Room Pricing During Crisis Situations

The state's law prohibits businesses from raising the price of an item by more than ten percent following a declaration of emergency (California Penal Code 396).
 

During previous crises in California, there were many, many instances in which hoteliers and innkeepers showed their generosity by providing free or discounted lodging to firefighters, displaced homeowners, and others who had to deal with a specific disaster and their aftermath. Unfortunately, there were also a few who used this situation as an excuse to raise their rates substantially. As a result of these latter actions, California enacted Senate Bill 1363, which restricts the extent to which lodging operators can change their room rates following a natural disaster.  SB 1363 was amended to recognize the realities of the lodging industry, and as signed by the governor, it prohibits hotels from raising rates more than ten percent for 30 days after the disaster declaration, but it permits seasonal adjustments in rates that are regularly scheduled, previously contracted rates, and rate adjustments directly attributable to additional costs for goods or labor used by the hotel or inn.
 
A violation of this prohibition is a misdemeanor. Penal Code Section 396(g) provides: A violation of this section shall constitute an unlawful business practice and an act of unfair competition.

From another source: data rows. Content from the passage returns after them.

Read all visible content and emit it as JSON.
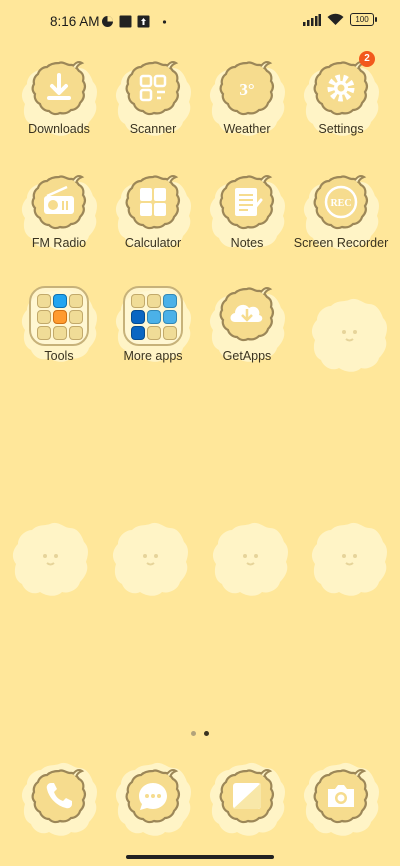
{
  "status_bar": {
    "time": "8:16 AM",
    "battery": "100"
  },
  "apps": [
    {
      "label": "Downloads"
    },
    {
      "label": "Scanner"
    },
    {
      "label": "Weather"
    },
    {
      "label": "Settings",
      "badge": "2"
    },
    {
      "label": "FM Radio"
    },
    {
      "label": "Calculator"
    },
    {
      "label": "Notes"
    },
    {
      "label": "Screen Recorder"
    },
    {
      "label": "Tools"
    },
    {
      "label": "More apps"
    },
    {
      "label": "GetApps"
    }
  ],
  "icon_glyphs": {
    "weather": "3°",
    "rec": "REC"
  },
  "page_indicator": {
    "count": 2,
    "active": 2
  },
  "dock": [
    {
      "name": "phone"
    },
    {
      "name": "messages"
    },
    {
      "name": "gallery"
    },
    {
      "name": "camera"
    }
  ],
  "colors": {
    "wallpaper": "#FFE79A",
    "blob": "#FFF4C6",
    "icon_fill": "#F6DC8E",
    "icon_stroke": "#9C8758",
    "badge": "#F2591C"
  }
}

Should you have any questions, please don't hesitate to contact us. CH&LA and CABBI members with questions or concerns about this issue should contact CH&LA’s Member Legal Advisor Jim Abrams.